Space – both mental and physical – is extremely important when getting in the mood to write. I recently reorganized my “office” and the effect was immediate. My keyboard is at the window now, overlooking the yard, so I can see the train going by outside, beyond our green lawn. I write best when I’m alone in the house and no one can hear me. I also tend to write most when I’m feeling somber and solemn – then the music catches me like a net and in my smallness, I feel held and contained.
For me as a listener, the album seems to constantly oscillate between feelings of detachment (and joy at the freedom that this kind of abandon allows) and feelings of desire for connection and homesickness. Was your intention to create an album that grapples with these two opposing desires or did that happen organically (or is that just my own interpretation)? Did you begin creating the album with a specific theme or idea in mind?

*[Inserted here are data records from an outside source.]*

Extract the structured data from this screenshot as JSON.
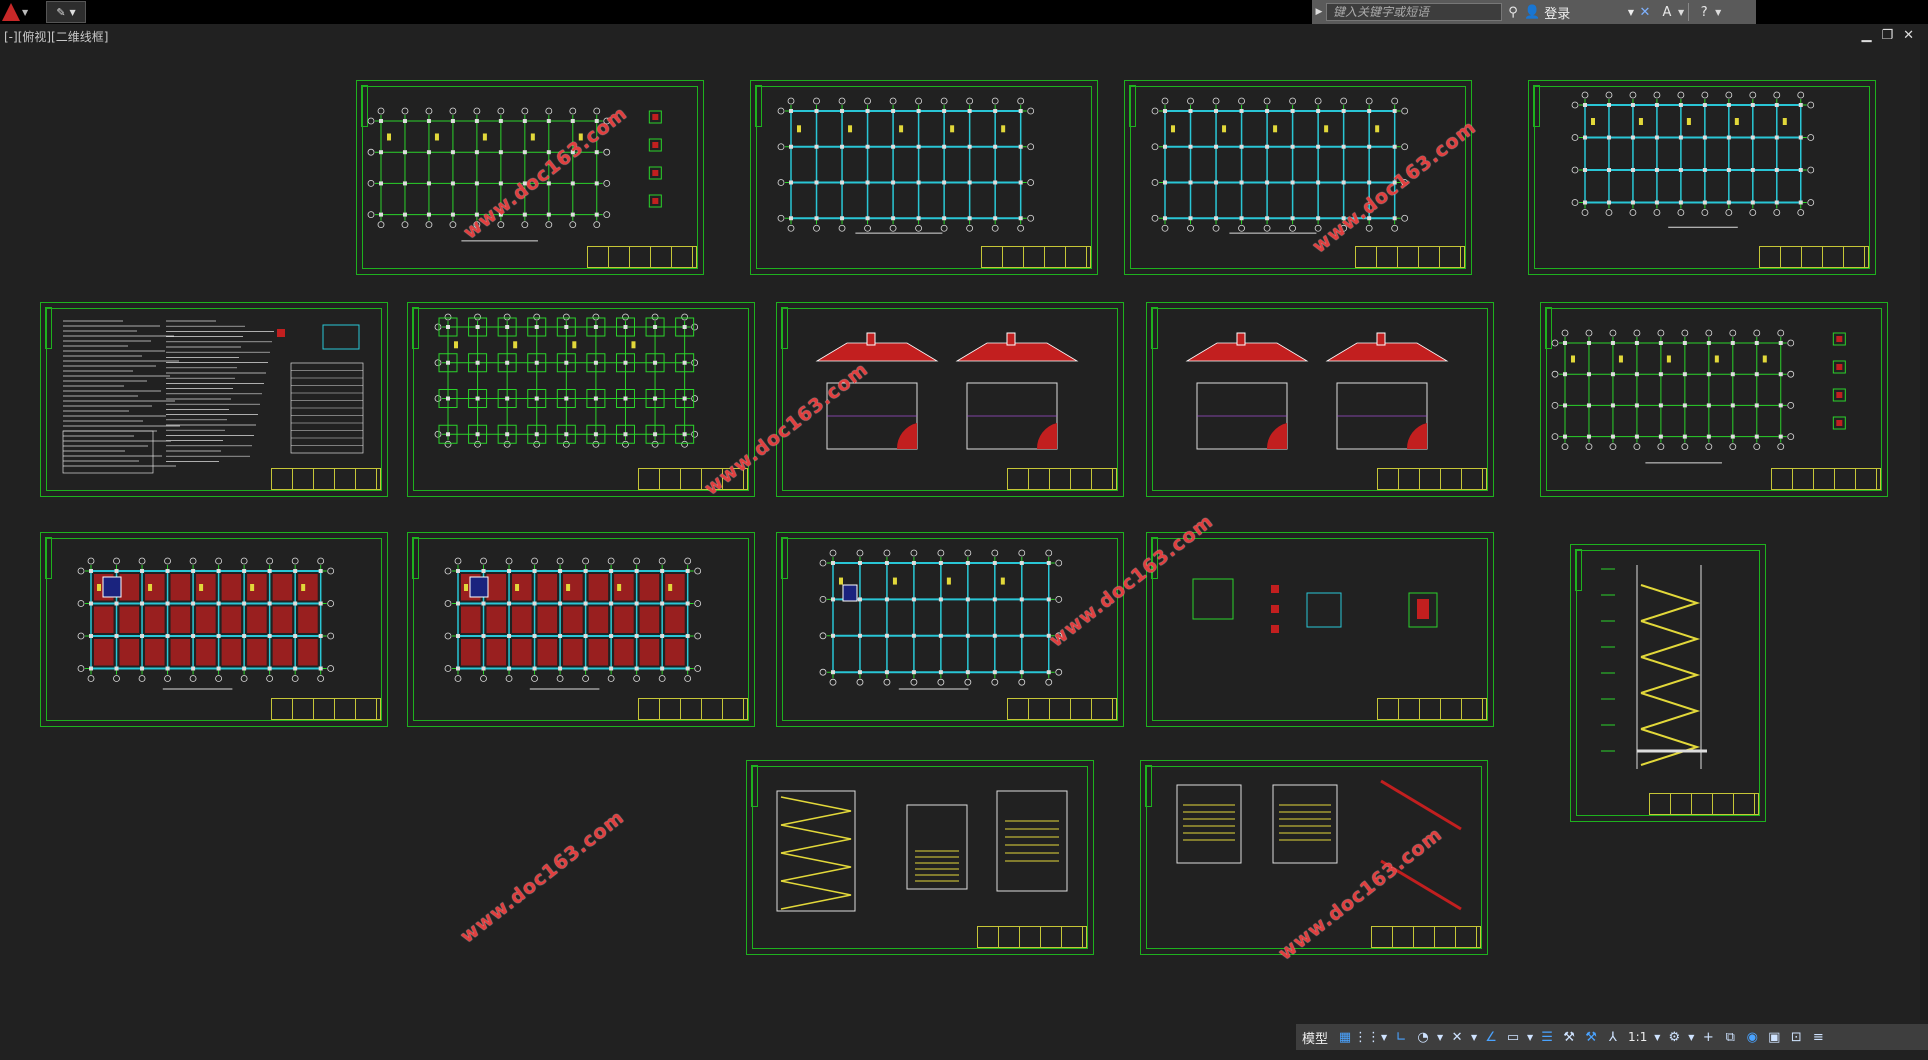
{
  "titlebar": {
    "search_placeholder": "键入关键字或短语",
    "login_label": "登录",
    "help_icon": "help-icon"
  },
  "viewport": {
    "label": "[-][俯视][二维线框]"
  },
  "watermark_text": "www.doc163.com",
  "statusbar": {
    "model_label": "模型",
    "scale_label": "1:1"
  },
  "colors": {
    "background": "#212121",
    "frame": "#1eb11e",
    "grid_green": "#2ad32a",
    "beam_cyan": "#29c6d6",
    "fill_red": "#c21f1f",
    "accent_yellow": "#e2d83a",
    "watermark": "#e04040"
  }
}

Those are definitely some of the major themes, and I think those emerged just because I think about the push and pull between aloneness and togetherness a lot. So it wasn’t planned per se, it’s more that it’s the exposed brick of my mind, in a way: the guts of how I view the world, holding up the structures of the songs.
You’ve toured with and discussed your friendship with Julien Baker, Mitski, and a lot of other bands—do you feel your performance changes depending on who you’re touring with? Have those relationships influenced you in any particular way?

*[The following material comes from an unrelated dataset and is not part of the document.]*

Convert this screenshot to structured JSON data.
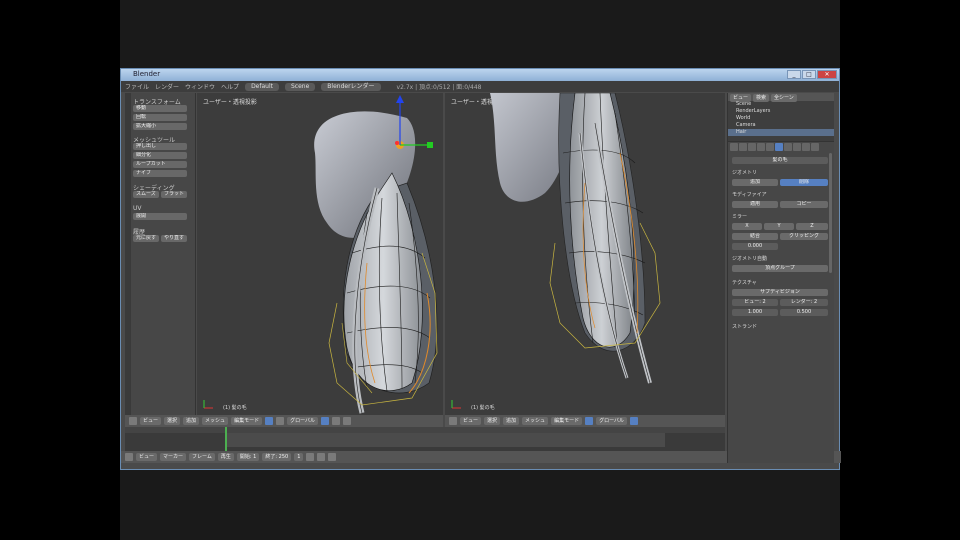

I’d say my performance deepens as a result of touring with artists I admire. I observe and absorb and then I settle more into my own skin. Julien and Mitski have very different ways of performing – both uniquely powerful – and I like to think I’ve learned something different from each of them.
You’ve often been asked about the album’s relationship to Trump—I remember reading that on Torches, you refer to the kind of violence going on in America right now. Then later, you say I’ve had enough of this apocalypse. Where are you in thinking about how to conceptualize Trump right now? What’s your relationship to America?
Oh boy, this is a big one! I think Trump and his cohorts represent the absolute worst parts of humanity and capitalist society. So one way to look at it is, now that we can see the darkness, we can better know the shape of what we’re fighting. Touring across the whole country, I have seen so much beauty, and kindness. But there’s also a tremendous tremor of fear. I have a lot of conflicted feelings about this country.
Nandi, I read that you’re a fan of Maggie Nelson and Rebecca Solnit, both of whom I personally adore. Are there any other books, poems, etc. that have been on your mind or that influenced this album?
They are so amazing! M Train by Patti Smith was a big one for me when starting work on Lavender. I’ve also been inspired by Twyla Tharp’s The Creative Habit – I think about it a lot when getting started on new material. More recently, I just finished Tenth of December by George Saunders - he is such a fresh, funny, unique voice in fiction, and some of his stories have a Black Mirror-type dystopian bent that feels very relevant.
What are your rituals, pre-show practices, etc.? Were there any particular invocations you repeated while creating Lavender? Do you practice any sort of spirituality in general?
We made Lavender while living in this kooky house on a pond. I would walk down to the pond every morning with a cup of tea in hand, to see what wildlife would be there, and to witness the change in the color of the water, the growth of the plants. We kept a whiteboard that detailed the progress of each song, and we checked off each instrument as it was finalized. It felt like a kind of ritual – I have the completed board hanging up in my music room now. I grew up around a lot of spirituality – my dad is Buddhist and my mom has followed the teachings of the Indian guru Satya Sai Baba – so while I don’t practice anything in a specific way, I believe very much in the soul, in reincarnation, in the power of nature, in signs and in a kind of knowing that transcends consciousness. Which is to say, I believe in magic.